Activity = All entries shown below should be duplicated character for character.

Dataset records
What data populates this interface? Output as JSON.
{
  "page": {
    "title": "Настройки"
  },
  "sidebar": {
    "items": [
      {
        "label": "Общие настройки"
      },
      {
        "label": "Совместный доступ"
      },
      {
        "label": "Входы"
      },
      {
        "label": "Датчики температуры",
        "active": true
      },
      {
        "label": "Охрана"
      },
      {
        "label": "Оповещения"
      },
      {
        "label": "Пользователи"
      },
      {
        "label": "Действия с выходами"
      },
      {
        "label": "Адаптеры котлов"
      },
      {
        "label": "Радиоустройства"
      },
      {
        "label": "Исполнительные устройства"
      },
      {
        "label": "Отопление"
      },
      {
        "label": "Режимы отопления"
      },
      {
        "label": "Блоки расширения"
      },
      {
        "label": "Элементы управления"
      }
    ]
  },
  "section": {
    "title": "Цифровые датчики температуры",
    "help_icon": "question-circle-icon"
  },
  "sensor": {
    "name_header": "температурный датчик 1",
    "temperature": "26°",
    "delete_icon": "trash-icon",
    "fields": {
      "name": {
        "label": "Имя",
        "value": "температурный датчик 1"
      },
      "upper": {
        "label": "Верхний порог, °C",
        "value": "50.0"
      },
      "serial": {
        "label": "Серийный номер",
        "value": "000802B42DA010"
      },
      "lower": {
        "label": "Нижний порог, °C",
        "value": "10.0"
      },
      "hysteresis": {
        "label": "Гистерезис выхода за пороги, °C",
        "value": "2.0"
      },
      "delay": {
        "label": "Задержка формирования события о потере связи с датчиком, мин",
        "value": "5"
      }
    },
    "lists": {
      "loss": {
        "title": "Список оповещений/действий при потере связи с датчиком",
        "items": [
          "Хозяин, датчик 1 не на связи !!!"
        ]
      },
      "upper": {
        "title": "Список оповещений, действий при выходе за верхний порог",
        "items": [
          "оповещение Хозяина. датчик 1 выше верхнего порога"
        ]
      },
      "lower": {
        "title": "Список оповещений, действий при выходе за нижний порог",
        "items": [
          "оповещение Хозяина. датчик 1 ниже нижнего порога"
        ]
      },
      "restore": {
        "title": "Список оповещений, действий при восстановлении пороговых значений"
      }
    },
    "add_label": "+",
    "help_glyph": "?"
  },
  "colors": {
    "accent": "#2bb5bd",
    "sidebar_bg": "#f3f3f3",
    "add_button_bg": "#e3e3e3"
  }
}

Task output =
What data populates this interface? Output as JSON.
{
  "page": {
    "title": "Настройки"
  },
  "sidebar": {
    "items": [
      {
        "label": "Общие настройки"
      },
      {
        "label": "Совместный доступ"
      },
      {
        "label": "Входы"
      },
      {
        "label": "Датчики температуры",
        "active": true
      },
      {
        "label": "Охрана"
      },
      {
        "label": "Оповещения"
      },
      {
        "label": "Пользователи"
      },
      {
        "label": "Действия с выходами"
      },
      {
        "label": "Адаптеры котлов"
      },
      {
        "label": "Радиоустройства"
      },
      {
        "label": "Исполнительные устройства"
      },
      {
        "label": "Отопление"
      },
      {
        "label": "Режимы отопления"
      },
      {
        "label": "Блоки расширения"
      },
      {
        "label": "Элементы управления"
      }
    ]
  },
  "section": {
    "title": "Цифровые датчики температуры",
    "help_icon": "question-circle-icon"
  },
  "sensor": {
    "name_header": "температурный датчик 1",
    "temperature": "26°",
    "delete_icon": "trash-icon",
    "fields": {
      "name": {
        "label": "Имя",
        "value": "температурный датчик 1"
      },
      "upper": {
        "label": "Верхний порог, °C",
        "value": "50.0"
      },
      "serial": {
        "label": "Серийный номер",
        "value": "000802B42DA010"
      },
      "lower": {
        "label": "Нижний порог, °C",
        "value": "10.0"
      },
      "hysteresis": {
        "label": "Гистерезис выхода за пороги, °C",
        "value": "2.0"
      },
      "delay": {
        "label": "Задержка формирования события о потере связи с датчиком, мин",
        "value": "5"
      }
    },
    "lists": {
      "loss": {
        "title": "Список оповещений/действий при потере связи с датчиком",
        "items": [
          "Хозяин, датчик 1 не на связи !!!"
        ]
      },
      "upper": {
        "title": "Список оповещений, действий при выходе за верхний порог",
        "items": [
          "оповещение Хозяина. датчик 1 выше верхнего порога"
        ]
      },
      "lower": {
        "title": "Список оповещений, действий при выходе за нижний порог",
        "items": [
          "оповещение Хозяина. датчик 1 ниже нижнего порога"
        ]
      },
      "restore": {
        "title": "Список оповещений, действий при восстановлении пороговых значений"
      }
    },
    "add_label": "+",
    "help_glyph": "?"
  },
  "colors": {
    "accent": "#2bb5bd",
    "sidebar_bg": "#f3f3f3",
    "add_button_bg": "#e3e3e3"
  }
}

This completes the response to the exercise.